Leaving out all pictures, retype the records exactly.

(Data about app and page elements)

::::::::::

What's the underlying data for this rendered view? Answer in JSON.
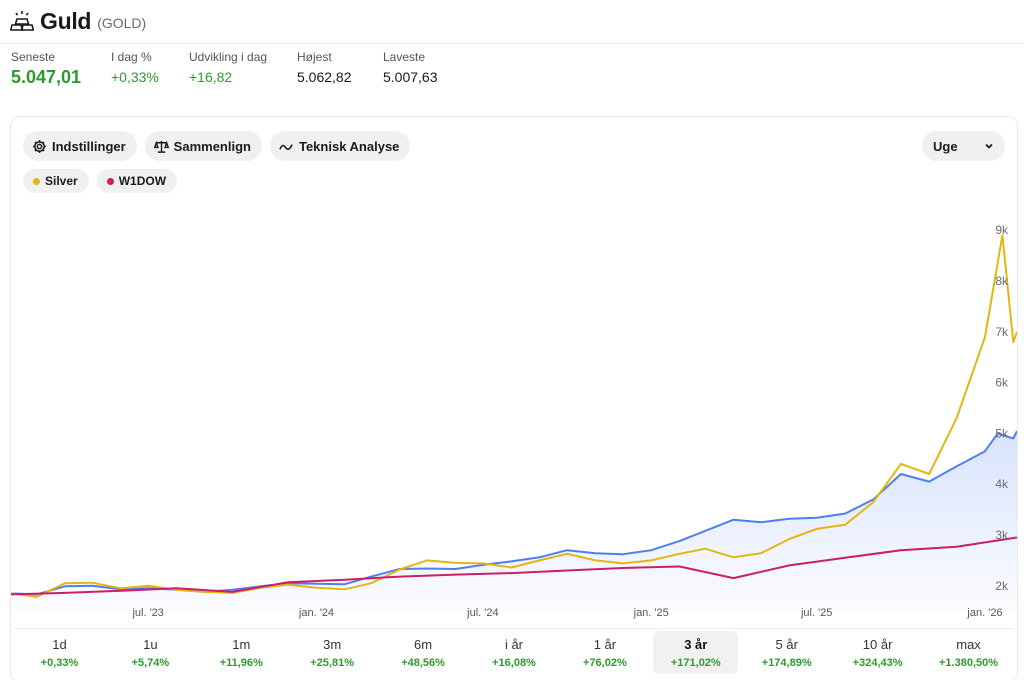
{
  "header": {
    "title": "Guld",
    "ticker": "(GOLD)",
    "icon": "gold-bars-icon"
  },
  "stats": [
    {
      "label": "Seneste",
      "value": "5.047,01"
    },
    {
      "label": "I dag %",
      "value": "+0,33%"
    },
    {
      "label": "Udvikling i dag",
      "value": "+16,82"
    },
    {
      "label": "Højest",
      "value": "5.062,82"
    },
    {
      "label": "Laveste",
      "value": "5.007,63"
    }
  ],
  "toolbar": {
    "settings_label": "Indstillinger",
    "compare_label": "Sammenlign",
    "technical_label": "Teknisk Analyse",
    "interval_value": "Uge"
  },
  "legend": [
    {
      "name": "Silver",
      "color": "#e2b714"
    },
    {
      "name": "W1DOW",
      "color": "#cc1f66"
    }
  ],
  "colors": {
    "gold": "#4e7ff2",
    "silver": "#e2b714",
    "w1dow": "#cc1f66",
    "positive": "#2d9a2d"
  },
  "periods": [
    {
      "label": "1d",
      "change": "+0,33%"
    },
    {
      "label": "1u",
      "change": "+5,74%"
    },
    {
      "label": "1m",
      "change": "+11,96%"
    },
    {
      "label": "3m",
      "change": "+25,81%"
    },
    {
      "label": "6m",
      "change": "+48,56%"
    },
    {
      "label": "i år",
      "change": "+16,08%"
    },
    {
      "label": "1 år",
      "change": "+76,02%"
    },
    {
      "label": "3 år",
      "change": "+171,02%",
      "active": true
    },
    {
      "label": "5 år",
      "change": "+174,89%"
    },
    {
      "label": "10 år",
      "change": "+324,43%"
    },
    {
      "label": "max",
      "change": "+1.380,50%"
    }
  ],
  "chart_data": {
    "type": "line",
    "x_tick_labels": [
      "jul. '23",
      "jan. '24",
      "jul. '24",
      "jan. '25",
      "jul. '25",
      "jan. '26"
    ],
    "x_tick_dates": [
      "2023-07-01",
      "2024-01-01",
      "2024-07-01",
      "2025-01-01",
      "2025-07-01",
      "2026-01-01"
    ],
    "y_tick_labels": [
      "2k",
      "3k",
      "4k",
      "5k",
      "6k",
      "7k",
      "8k",
      "9k"
    ],
    "y_tick_values": [
      2000,
      3000,
      4000,
      5000,
      6000,
      7000,
      8000,
      9000
    ],
    "ylim": [
      1700,
      9300
    ],
    "xlim": [
      "2023-02-01",
      "2026-02-05"
    ],
    "y_axis_position": "right",
    "grid": false,
    "series": [
      {
        "name": "",
        "color": "#4e7ff2",
        "fill": true,
        "points": [
          [
            "2023-02-01",
            1850
          ],
          [
            "2023-03-01",
            1830
          ],
          [
            "2023-04-01",
            1990
          ],
          [
            "2023-05-01",
            2000
          ],
          [
            "2023-06-01",
            1930
          ],
          [
            "2023-07-01",
            1950
          ],
          [
            "2023-08-01",
            1920
          ],
          [
            "2023-09-01",
            1880
          ],
          [
            "2023-10-01",
            1920
          ],
          [
            "2023-11-01",
            1990
          ],
          [
            "2023-12-01",
            2050
          ],
          [
            "2024-01-01",
            2040
          ],
          [
            "2024-02-01",
            2030
          ],
          [
            "2024-03-01",
            2180
          ],
          [
            "2024-04-01",
            2330
          ],
          [
            "2024-05-01",
            2340
          ],
          [
            "2024-06-01",
            2330
          ],
          [
            "2024-07-01",
            2410
          ],
          [
            "2024-08-01",
            2480
          ],
          [
            "2024-09-01",
            2560
          ],
          [
            "2024-10-01",
            2700
          ],
          [
            "2024-11-01",
            2640
          ],
          [
            "2024-12-01",
            2620
          ],
          [
            "2025-01-01",
            2700
          ],
          [
            "2025-02-01",
            2880
          ],
          [
            "2025-03-01",
            3080
          ],
          [
            "2025-04-01",
            3300
          ],
          [
            "2025-05-01",
            3250
          ],
          [
            "2025-06-01",
            3320
          ],
          [
            "2025-07-01",
            3340
          ],
          [
            "2025-08-01",
            3420
          ],
          [
            "2025-09-01",
            3700
          ],
          [
            "2025-10-01",
            4200
          ],
          [
            "2025-11-01",
            4050
          ],
          [
            "2025-12-01",
            4350
          ],
          [
            "2026-01-01",
            4650
          ],
          [
            "2026-01-15",
            5000
          ],
          [
            "2026-02-01",
            4900
          ],
          [
            "2026-02-05",
            5047
          ]
        ]
      },
      {
        "name": "Silver",
        "color": "#e2b714",
        "points": [
          [
            "2023-02-01",
            1850
          ],
          [
            "2023-03-01",
            1780
          ],
          [
            "2023-04-01",
            2050
          ],
          [
            "2023-05-01",
            2060
          ],
          [
            "2023-06-01",
            1950
          ],
          [
            "2023-07-01",
            2000
          ],
          [
            "2023-08-01",
            1920
          ],
          [
            "2023-09-01",
            1880
          ],
          [
            "2023-10-01",
            1860
          ],
          [
            "2023-11-01",
            1960
          ],
          [
            "2023-12-01",
            2020
          ],
          [
            "2024-01-01",
            1960
          ],
          [
            "2024-02-01",
            1930
          ],
          [
            "2024-03-01",
            2050
          ],
          [
            "2024-04-01",
            2320
          ],
          [
            "2024-05-01",
            2500
          ],
          [
            "2024-06-01",
            2450
          ],
          [
            "2024-07-01",
            2440
          ],
          [
            "2024-08-01",
            2360
          ],
          [
            "2024-09-01",
            2500
          ],
          [
            "2024-10-01",
            2630
          ],
          [
            "2024-11-01",
            2500
          ],
          [
            "2024-12-01",
            2440
          ],
          [
            "2025-01-01",
            2500
          ],
          [
            "2025-02-01",
            2630
          ],
          [
            "2025-03-01",
            2730
          ],
          [
            "2025-04-01",
            2560
          ],
          [
            "2025-05-01",
            2640
          ],
          [
            "2025-06-01",
            2920
          ],
          [
            "2025-07-01",
            3120
          ],
          [
            "2025-08-01",
            3200
          ],
          [
            "2025-09-01",
            3650
          ],
          [
            "2025-10-01",
            4400
          ],
          [
            "2025-11-01",
            4200
          ],
          [
            "2025-12-01",
            5300
          ],
          [
            "2026-01-01",
            6900
          ],
          [
            "2026-01-20",
            8900
          ],
          [
            "2026-02-01",
            6800
          ],
          [
            "2026-02-05",
            7000
          ]
        ]
      },
      {
        "name": "W1DOW",
        "color": "#cc1f66",
        "points": [
          [
            "2023-02-01",
            1830
          ],
          [
            "2023-04-01",
            1860
          ],
          [
            "2023-06-01",
            1900
          ],
          [
            "2023-08-01",
            1950
          ],
          [
            "2023-10-01",
            1880
          ],
          [
            "2023-12-01",
            2070
          ],
          [
            "2024-02-01",
            2120
          ],
          [
            "2024-04-01",
            2180
          ],
          [
            "2024-06-01",
            2220
          ],
          [
            "2024-08-01",
            2250
          ],
          [
            "2024-10-01",
            2300
          ],
          [
            "2024-12-01",
            2350
          ],
          [
            "2025-02-01",
            2380
          ],
          [
            "2025-04-01",
            2150
          ],
          [
            "2025-06-01",
            2400
          ],
          [
            "2025-08-01",
            2550
          ],
          [
            "2025-10-01",
            2700
          ],
          [
            "2025-12-01",
            2770
          ],
          [
            "2026-02-05",
            2950
          ]
        ]
      }
    ]
  }
}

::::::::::

__Exercise output__
What's the underlying data for this rendered view? Answer in JSON.
{
  "header": {
    "title": "Guld",
    "ticker": "(GOLD)",
    "icon": "gold-bars-icon"
  },
  "stats": [
    {
      "label": "Seneste",
      "value": "5.047,01"
    },
    {
      "label": "I dag %",
      "value": "+0,33%"
    },
    {
      "label": "Udvikling i dag",
      "value": "+16,82"
    },
    {
      "label": "Højest",
      "value": "5.062,82"
    },
    {
      "label": "Laveste",
      "value": "5.007,63"
    }
  ],
  "toolbar": {
    "settings_label": "Indstillinger",
    "compare_label": "Sammenlign",
    "technical_label": "Teknisk Analyse",
    "interval_value": "Uge"
  },
  "legend": [
    {
      "name": "Silver",
      "color": "#e2b714"
    },
    {
      "name": "W1DOW",
      "color": "#cc1f66"
    }
  ],
  "colors": {
    "gold": "#4e7ff2",
    "silver": "#e2b714",
    "w1dow": "#cc1f66",
    "positive": "#2d9a2d"
  },
  "periods": [
    {
      "label": "1d",
      "change": "+0,33%"
    },
    {
      "label": "1u",
      "change": "+5,74%"
    },
    {
      "label": "1m",
      "change": "+11,96%"
    },
    {
      "label": "3m",
      "change": "+25,81%"
    },
    {
      "label": "6m",
      "change": "+48,56%"
    },
    {
      "label": "i år",
      "change": "+16,08%"
    },
    {
      "label": "1 år",
      "change": "+76,02%"
    },
    {
      "label": "3 år",
      "change": "+171,02%",
      "active": true
    },
    {
      "label": "5 år",
      "change": "+174,89%"
    },
    {
      "label": "10 år",
      "change": "+324,43%"
    },
    {
      "label": "max",
      "change": "+1.380,50%"
    }
  ],
  "chart_data": {
    "type": "line",
    "x_tick_labels": [
      "jul. '23",
      "jan. '24",
      "jul. '24",
      "jan. '25",
      "jul. '25",
      "jan. '26"
    ],
    "x_tick_dates": [
      "2023-07-01",
      "2024-01-01",
      "2024-07-01",
      "2025-01-01",
      "2025-07-01",
      "2026-01-01"
    ],
    "y_tick_labels": [
      "2k",
      "3k",
      "4k",
      "5k",
      "6k",
      "7k",
      "8k",
      "9k"
    ],
    "y_tick_values": [
      2000,
      3000,
      4000,
      5000,
      6000,
      7000,
      8000,
      9000
    ],
    "ylim": [
      1700,
      9300
    ],
    "xlim": [
      "2023-02-01",
      "2026-02-05"
    ],
    "y_axis_position": "right",
    "grid": false,
    "series": [
      {
        "name": "",
        "color": "#4e7ff2",
        "fill": true,
        "points": [
          [
            "2023-02-01",
            1850
          ],
          [
            "2023-03-01",
            1830
          ],
          [
            "2023-04-01",
            1990
          ],
          [
            "2023-05-01",
            2000
          ],
          [
            "2023-06-01",
            1930
          ],
          [
            "2023-07-01",
            1950
          ],
          [
            "2023-08-01",
            1920
          ],
          [
            "2023-09-01",
            1880
          ],
          [
            "2023-10-01",
            1920
          ],
          [
            "2023-11-01",
            1990
          ],
          [
            "2023-12-01",
            2050
          ],
          [
            "2024-01-01",
            2040
          ],
          [
            "2024-02-01",
            2030
          ],
          [
            "2024-03-01",
            2180
          ],
          [
            "2024-04-01",
            2330
          ],
          [
            "2024-05-01",
            2340
          ],
          [
            "2024-06-01",
            2330
          ],
          [
            "2024-07-01",
            2410
          ],
          [
            "2024-08-01",
            2480
          ],
          [
            "2024-09-01",
            2560
          ],
          [
            "2024-10-01",
            2700
          ],
          [
            "2024-11-01",
            2640
          ],
          [
            "2024-12-01",
            2620
          ],
          [
            "2025-01-01",
            2700
          ],
          [
            "2025-02-01",
            2880
          ],
          [
            "2025-03-01",
            3080
          ],
          [
            "2025-04-01",
            3300
          ],
          [
            "2025-05-01",
            3250
          ],
          [
            "2025-06-01",
            3320
          ],
          [
            "2025-07-01",
            3340
          ],
          [
            "2025-08-01",
            3420
          ],
          [
            "2025-09-01",
            3700
          ],
          [
            "2025-10-01",
            4200
          ],
          [
            "2025-11-01",
            4050
          ],
          [
            "2025-12-01",
            4350
          ],
          [
            "2026-01-01",
            4650
          ],
          [
            "2026-01-15",
            5000
          ],
          [
            "2026-02-01",
            4900
          ],
          [
            "2026-02-05",
            5047
          ]
        ]
      },
      {
        "name": "Silver",
        "color": "#e2b714",
        "points": [
          [
            "2023-02-01",
            1850
          ],
          [
            "2023-03-01",
            1780
          ],
          [
            "2023-04-01",
            2050
          ],
          [
            "2023-05-01",
            2060
          ],
          [
            "2023-06-01",
            1950
          ],
          [
            "2023-07-01",
            2000
          ],
          [
            "2023-08-01",
            1920
          ],
          [
            "2023-09-01",
            1880
          ],
          [
            "2023-10-01",
            1860
          ],
          [
            "2023-11-01",
            1960
          ],
          [
            "2023-12-01",
            2020
          ],
          [
            "2024-01-01",
            1960
          ],
          [
            "2024-02-01",
            1930
          ],
          [
            "2024-03-01",
            2050
          ],
          [
            "2024-04-01",
            2320
          ],
          [
            "2024-05-01",
            2500
          ],
          [
            "2024-06-01",
            2450
          ],
          [
            "2024-07-01",
            2440
          ],
          [
            "2024-08-01",
            2360
          ],
          [
            "2024-09-01",
            2500
          ],
          [
            "2024-10-01",
            2630
          ],
          [
            "2024-11-01",
            2500
          ],
          [
            "2024-12-01",
            2440
          ],
          [
            "2025-01-01",
            2500
          ],
          [
            "2025-02-01",
            2630
          ],
          [
            "2025-03-01",
            2730
          ],
          [
            "2025-04-01",
            2560
          ],
          [
            "2025-05-01",
            2640
          ],
          [
            "2025-06-01",
            2920
          ],
          [
            "2025-07-01",
            3120
          ],
          [
            "2025-08-01",
            3200
          ],
          [
            "2025-09-01",
            3650
          ],
          [
            "2025-10-01",
            4400
          ],
          [
            "2025-11-01",
            4200
          ],
          [
            "2025-12-01",
            5300
          ],
          [
            "2026-01-01",
            6900
          ],
          [
            "2026-01-20",
            8900
          ],
          [
            "2026-02-01",
            6800
          ],
          [
            "2026-02-05",
            7000
          ]
        ]
      },
      {
        "name": "W1DOW",
        "color": "#cc1f66",
        "points": [
          [
            "2023-02-01",
            1830
          ],
          [
            "2023-04-01",
            1860
          ],
          [
            "2023-06-01",
            1900
          ],
          [
            "2023-08-01",
            1950
          ],
          [
            "2023-10-01",
            1880
          ],
          [
            "2023-12-01",
            2070
          ],
          [
            "2024-02-01",
            2120
          ],
          [
            "2024-04-01",
            2180
          ],
          [
            "2024-06-01",
            2220
          ],
          [
            "2024-08-01",
            2250
          ],
          [
            "2024-10-01",
            2300
          ],
          [
            "2024-12-01",
            2350
          ],
          [
            "2025-02-01",
            2380
          ],
          [
            "2025-04-01",
            2150
          ],
          [
            "2025-06-01",
            2400
          ],
          [
            "2025-08-01",
            2550
          ],
          [
            "2025-10-01",
            2700
          ],
          [
            "2025-12-01",
            2770
          ],
          [
            "2026-02-05",
            2950
          ]
        ]
      }
    ]
  }
}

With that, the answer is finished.